“STEM is important not only because it provides a way for us to understand the universe but it is integral to every aspect of life today. Having even a basic understanding of STEM topics make people more informed citizens and consumers.”

Rachel Webber

Science Writer and Dr. Universe
Washington State University

Rachel Webber is a science writer at Washington State University. She produces Ask Dr. Universe, a service of WSU, which promotes science learning and exploration for children, particularly those 8-12 years old. Through the website and other outreach such as STEM educational events, children and/or parents and educators submit questions, which are answered by the Dr. Universe character in consultation with WSU researchers and experts.

Rachel was raised in the Pacific Northwest and graduated from WSU with B.A. in Journalism in 2011. This spring she will complete her M.A. in Science Writing from Johns Hopkins University.

What is one piece of advice you would give to students studying STEM?
“Your story matters. Share your science. Science communication helps support science literacy. Science literacy benefits everyone. It makes us more informed decision makers, voters, and lifelong learners.

Jessica Werk

Assistant Professor
Department of Astronomy
University of Washington

Jessica Werk is an assistant professor of astronomy at the University of Washington. She studies atomic transitions in intergalactic matter to understand how galaxies interact with their gaseous environments and evolve over cosmic time.  By aiming giant telescopes at distant and bright objects, she uses optical and ultraviolet spectrographs to study atoms of carbon, oxygen, and silicon billions of light years away. All of the various atomic transitions that imprint in intergalactic gas have the potential to reveal our cosmic origins in the vast cycle of baryons that takes place on galactic scales over billions of years. 
 
What is one piece of advice you would give to students studying STEM?
“Any time you are struggling with understanding a particular concept, know that this struggle is a critical step toward learning.

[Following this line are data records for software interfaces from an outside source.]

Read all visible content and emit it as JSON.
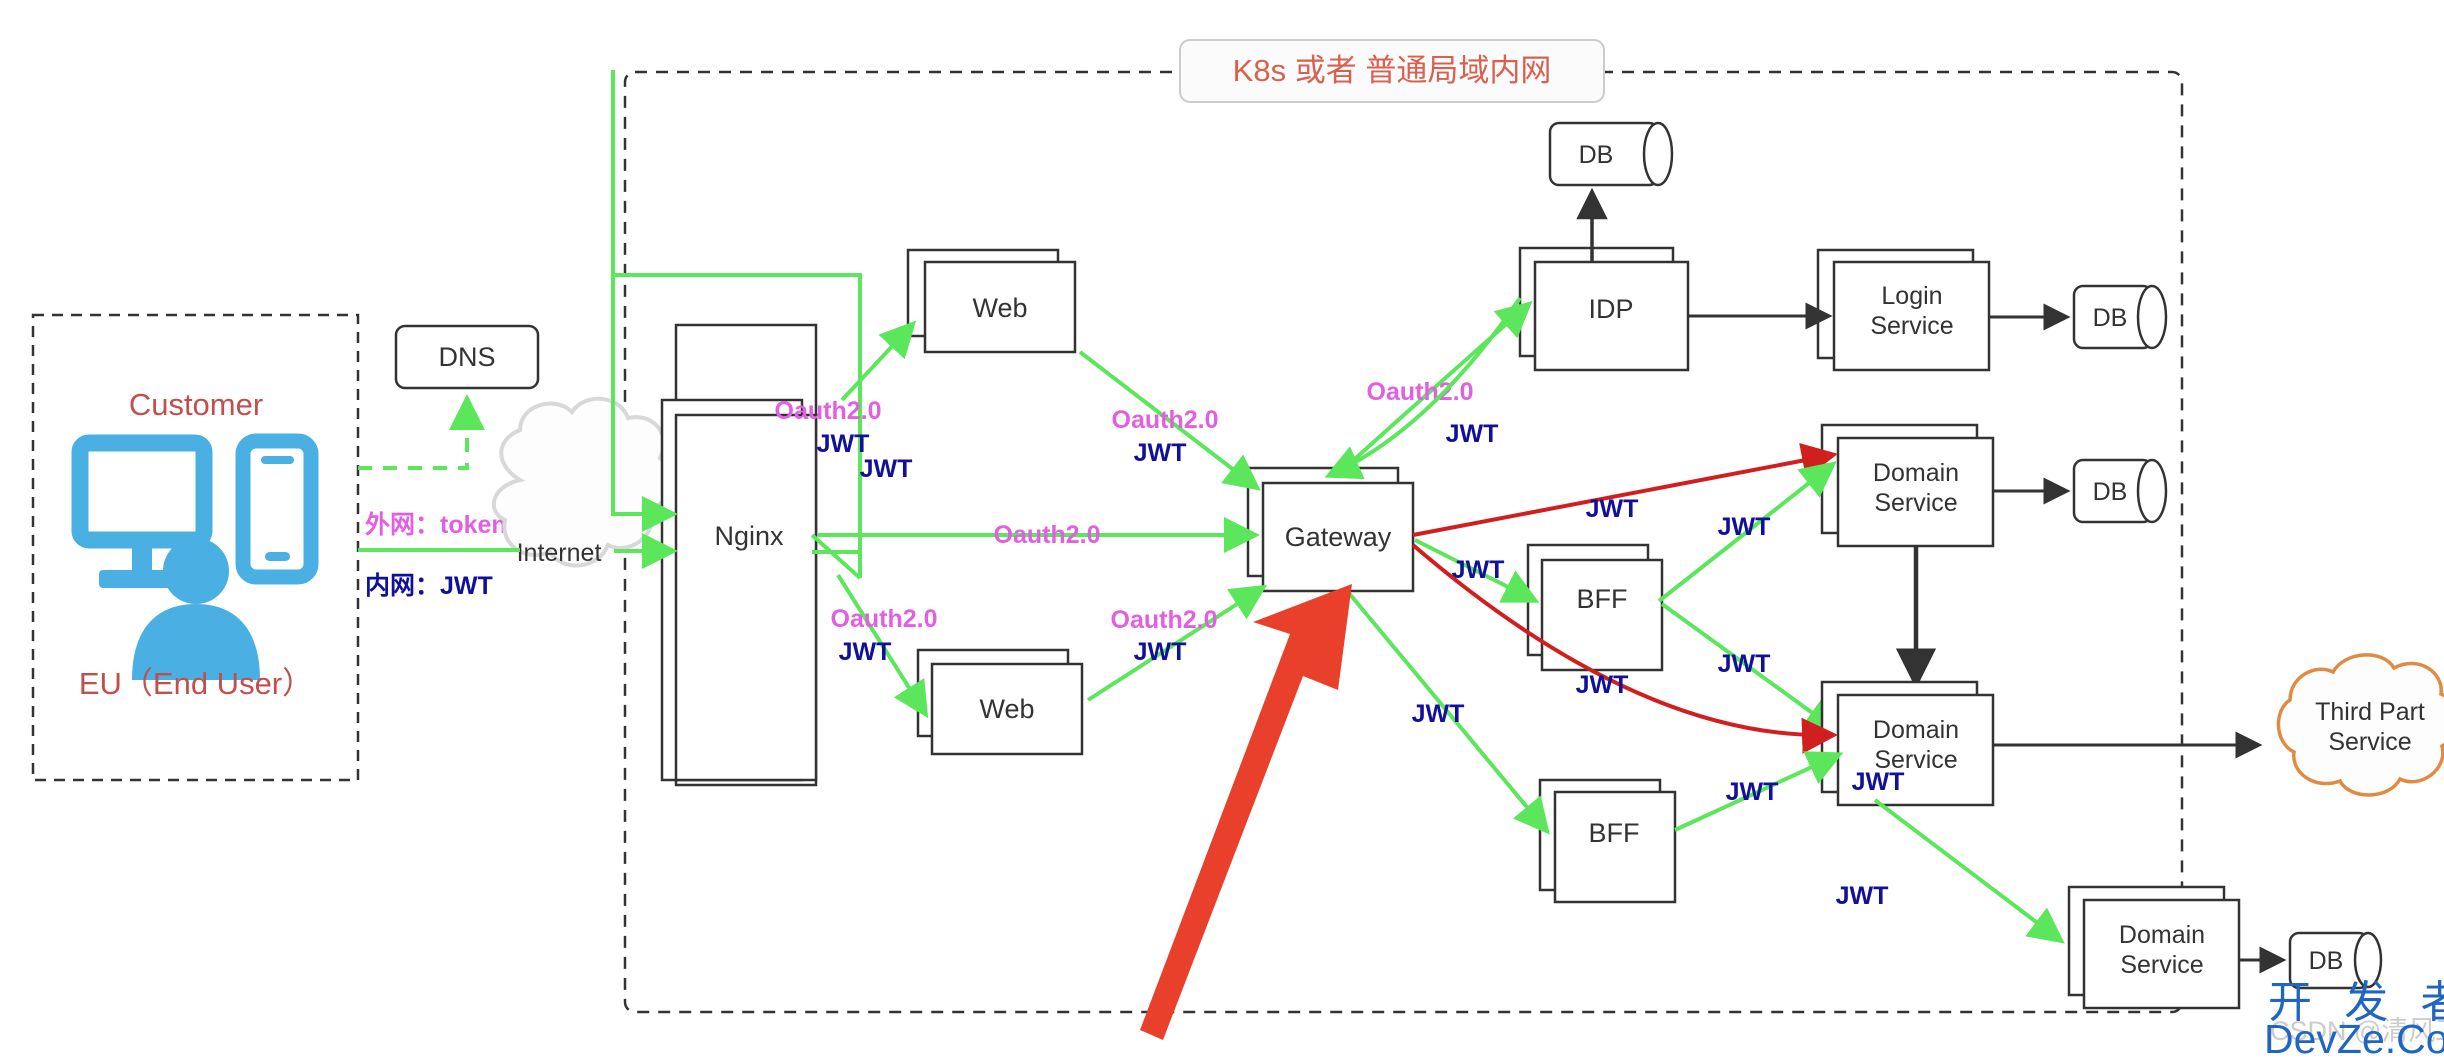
{
  "diagram": {
    "title": "K8s 或者 普通局域内网",
    "title_color": "#d9604f"
  },
  "customer_zone": {
    "heading": "Customer",
    "user_label": "EU（End User）",
    "icons": [
      "monitor-icon",
      "phone-icon",
      "user-icon"
    ],
    "icon_color": "#4aafe3",
    "heading_color": "#c0504d"
  },
  "network_labels": {
    "external": "外网：token",
    "external_color": "#e25fe2",
    "internal": "内网：JWT",
    "internal_color": "#10109b"
  },
  "nodes": {
    "dns": "DNS",
    "internet": "Internet",
    "nginx": "Nginx",
    "web_top": "Web",
    "web_bottom": "Web",
    "gateway": "Gateway",
    "idp": "IDP",
    "db_idp": "DB",
    "login_service": "Login\nService",
    "login_service_l1": "Login",
    "login_service_l2": "Service",
    "db_login": "DB",
    "domain_service_1_l1": "Domain",
    "domain_service_1_l2": "Service",
    "db_domain1": "DB",
    "domain_service_2_l1": "Domain",
    "domain_service_2_l2": "Service",
    "domain_service_3_l1": "Domain",
    "domain_service_3_l2": "Service",
    "db_domain3": "DB",
    "bff_top": "BFF",
    "bff_bottom": "BFF",
    "third_party_l1": "Third Part",
    "third_party_l2": "Service"
  },
  "edge_labels": {
    "oauth": "Oauth2.0",
    "jwt": "JWT",
    "nginx_web_top_oauth": "Oauth2.0",
    "nginx_web_top_jwt": "JWT",
    "nginx_gateway_jwt": "JWT",
    "nginx_gateway_oauth": "Oauth2.0",
    "nginx_web_bottom_oauth": "Oauth2.0",
    "nginx_web_bottom_jwt": "JWT",
    "web_top_gateway_oauth": "Oauth2.0",
    "web_top_gateway_jwt": "JWT",
    "web_bottom_gateway_oauth": "Oauth2.0",
    "web_bottom_gateway_jwt": "JWT",
    "gateway_idp_oauth": "Oauth2.0",
    "idp_gateway_jwt": "JWT",
    "gateway_domain1_jwt": "JWT",
    "gateway_bff_top_jwt": "JWT",
    "gateway_domain2_jwt": "JWT",
    "bff_top_domain1_jwt": "JWT",
    "bff_top_domain2_jwt": "JWT",
    "gateway_bff_bottom_jwt": "JWT",
    "bff_bottom_domain2_jwt": "JWT",
    "domain2_corner_jwt": "JWT",
    "bff_bottom_domain3_jwt": "JWT"
  },
  "colors": {
    "green": "#5ce65c",
    "red": "#d11f1f",
    "big_arrow_red": "#e8402a",
    "box_stroke": "#333333",
    "cloud_orange": "#e08b42",
    "dashed": "#333333",
    "magenta": "#e25fe2",
    "navy": "#10109b"
  },
  "annotation": {
    "big_arrow": "red-highlight-arrow-pointing-to-gateway"
  },
  "watermark": {
    "cn": "开 发 者",
    "en": "DevZe.CoM",
    "faint": "CSDN @清风工作室"
  }
}
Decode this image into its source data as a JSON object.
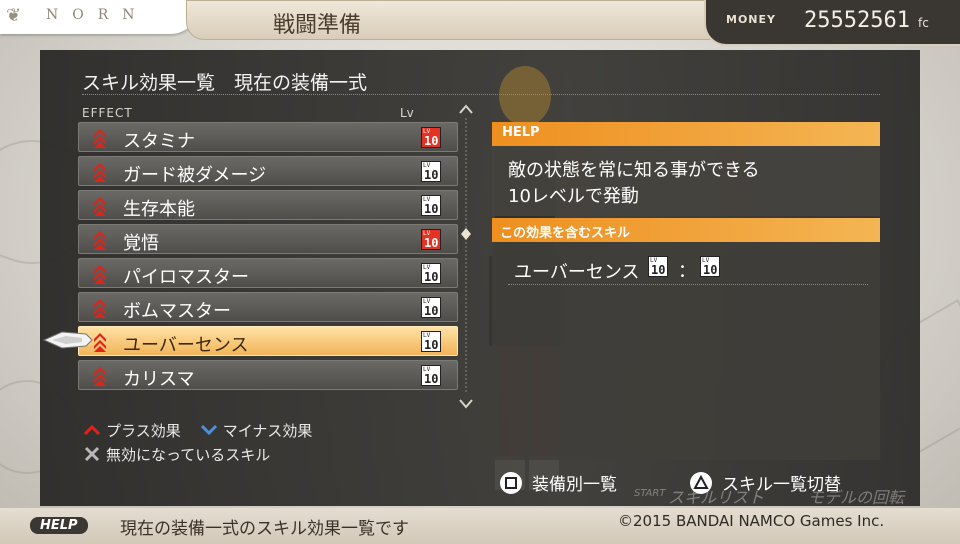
{
  "header": {
    "logo_text": "NORN",
    "logo_icon": "fleur",
    "title": "戦闘準備",
    "money_label": "MONEY",
    "money_value": "25552561",
    "money_unit": "fc"
  },
  "panel": {
    "title": "スキル効果一覧　現在の装備一式",
    "col_effect": "EFFECT",
    "col_lv": "Lv"
  },
  "skills": [
    {
      "name": "スタミナ",
      "lv_tag": "LV",
      "lv": "10",
      "badge_color": "#e43325"
    },
    {
      "name": "ガード被ダメージ",
      "lv_tag": "LV",
      "lv": "10",
      "badge_color": "#ffffff"
    },
    {
      "name": "生存本能",
      "lv_tag": "LV",
      "lv": "10",
      "badge_color": "#ffffff"
    },
    {
      "name": "覚悟",
      "lv_tag": "LV",
      "lv": "10",
      "badge_color": "#e43325"
    },
    {
      "name": "パイロマスター",
      "lv_tag": "LV",
      "lv": "10",
      "badge_color": "#ffffff"
    },
    {
      "name": "ボムマスター",
      "lv_tag": "LV",
      "lv": "10",
      "badge_color": "#ffffff"
    },
    {
      "name": "ユーバーセンス",
      "lv_tag": "LV",
      "lv": "10",
      "badge_color": "#ffffff",
      "selected": true
    },
    {
      "name": "カリスマ",
      "lv_tag": "LV",
      "lv": "10",
      "badge_color": "#ffffff"
    }
  ],
  "legend": {
    "plus": "プラス効果",
    "minus": "マイナス効果",
    "disabled": "無効になっているスキル",
    "plus_color": "#e0231a",
    "minus_color": "#4d8fd9"
  },
  "help": {
    "label": "HELP",
    "line1": "敵の状態を常に知る事ができる",
    "line2": "10レベルで発動"
  },
  "included": {
    "label": "この効果を含むスキル",
    "skill_name": "ユーバーセンス",
    "lv_tag": "LV",
    "lv1": "10",
    "separator": "：",
    "lv2": "10"
  },
  "buttons": {
    "square_label": "装備別一覧",
    "triangle_label": "スキル一覧切替",
    "ghost_start": "START",
    "ghost_skill_list": "スキルリスト",
    "ghost_rotate": "モデルの回転"
  },
  "footer": {
    "help_tag": "HELP",
    "message": "現在の装備一式のスキル効果一覧です",
    "copyright": "©2015 BANDAI NAMCO Games Inc."
  }
}
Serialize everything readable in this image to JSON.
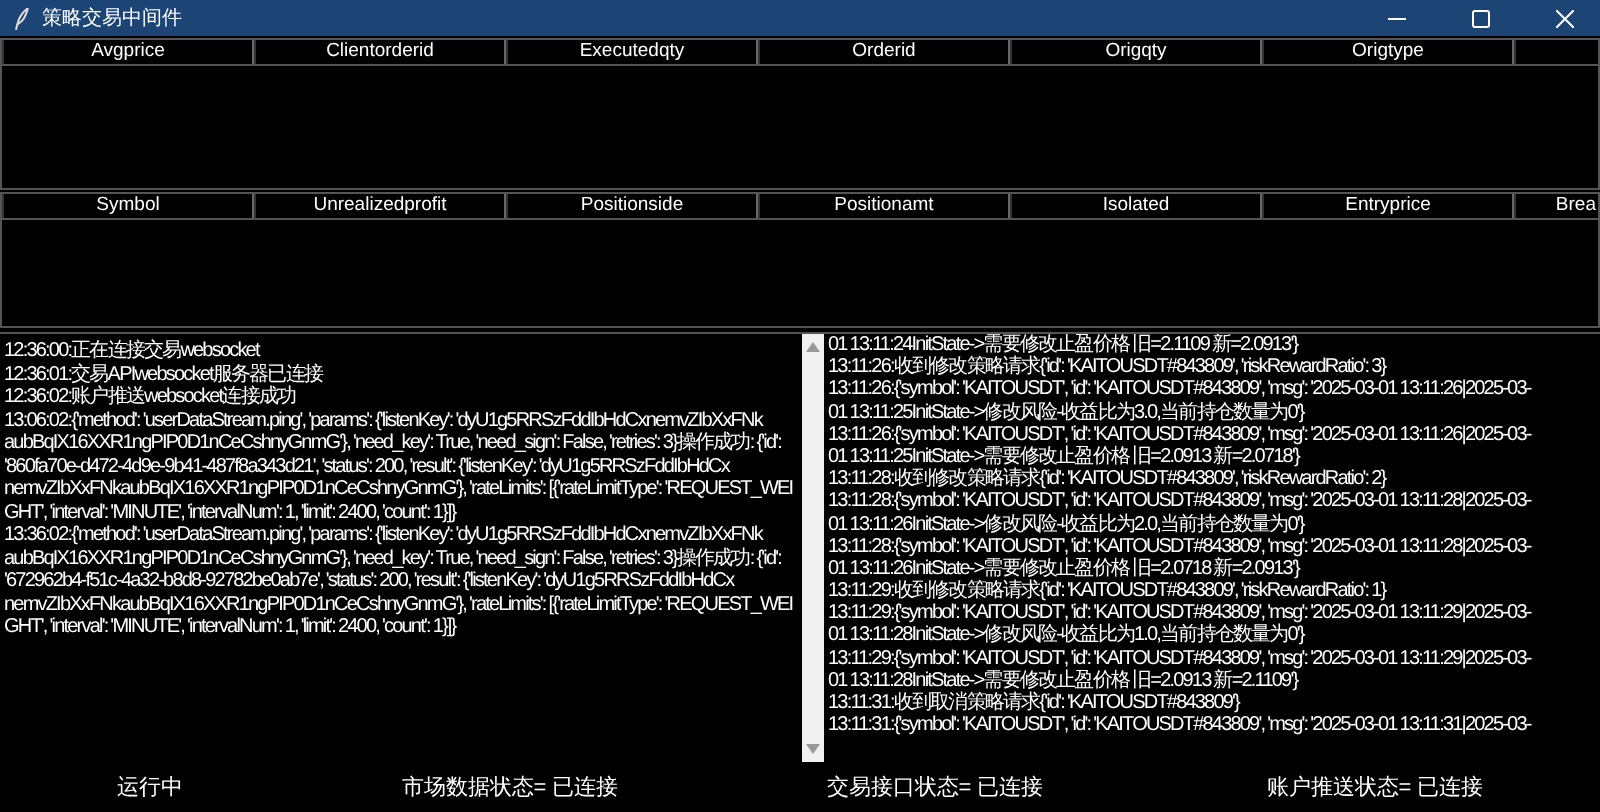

Go toward your confusion — that is how breakthroughs in understanding happen.”

Wipawee ”Joy” Winuthayanon

Assistant Professor, School of Molecular Biosciences
Center for Reproductive Biology
Washington State University

Dr. Winuthayanon completed a BS.N. in Nursing Science and Midwifery in 2002 and her Ph.D. in Physiology in 2009 both from Mahidol University, Bangkok, Thailand. Because of her interest in women’s health, she underwent training in midwifery for several months during her final year of nursing school. To integrate basic science knowledge with clinical relevance, Dr. Winuthayanon has directed her interests towards a career path in reproductive sciences focusing on the reproductive physiology in women. Her post-doctoral research at the National Institute of Environmental Health Sciences (NIEHS/NIH) was focusing on the estrogen and phytoestrogen effects on female reproductive function using mouse models. Her research program at the School of Molecular Biosciences is set out to decipher roles of hormonal regulation in the oviduct and uterus during fertilization, pre-implantation embryo development, and embryo transport using genetically engineered animal models. Her research team is developing new “on-demand” contraceptive methods for women.


CUWiP@WSU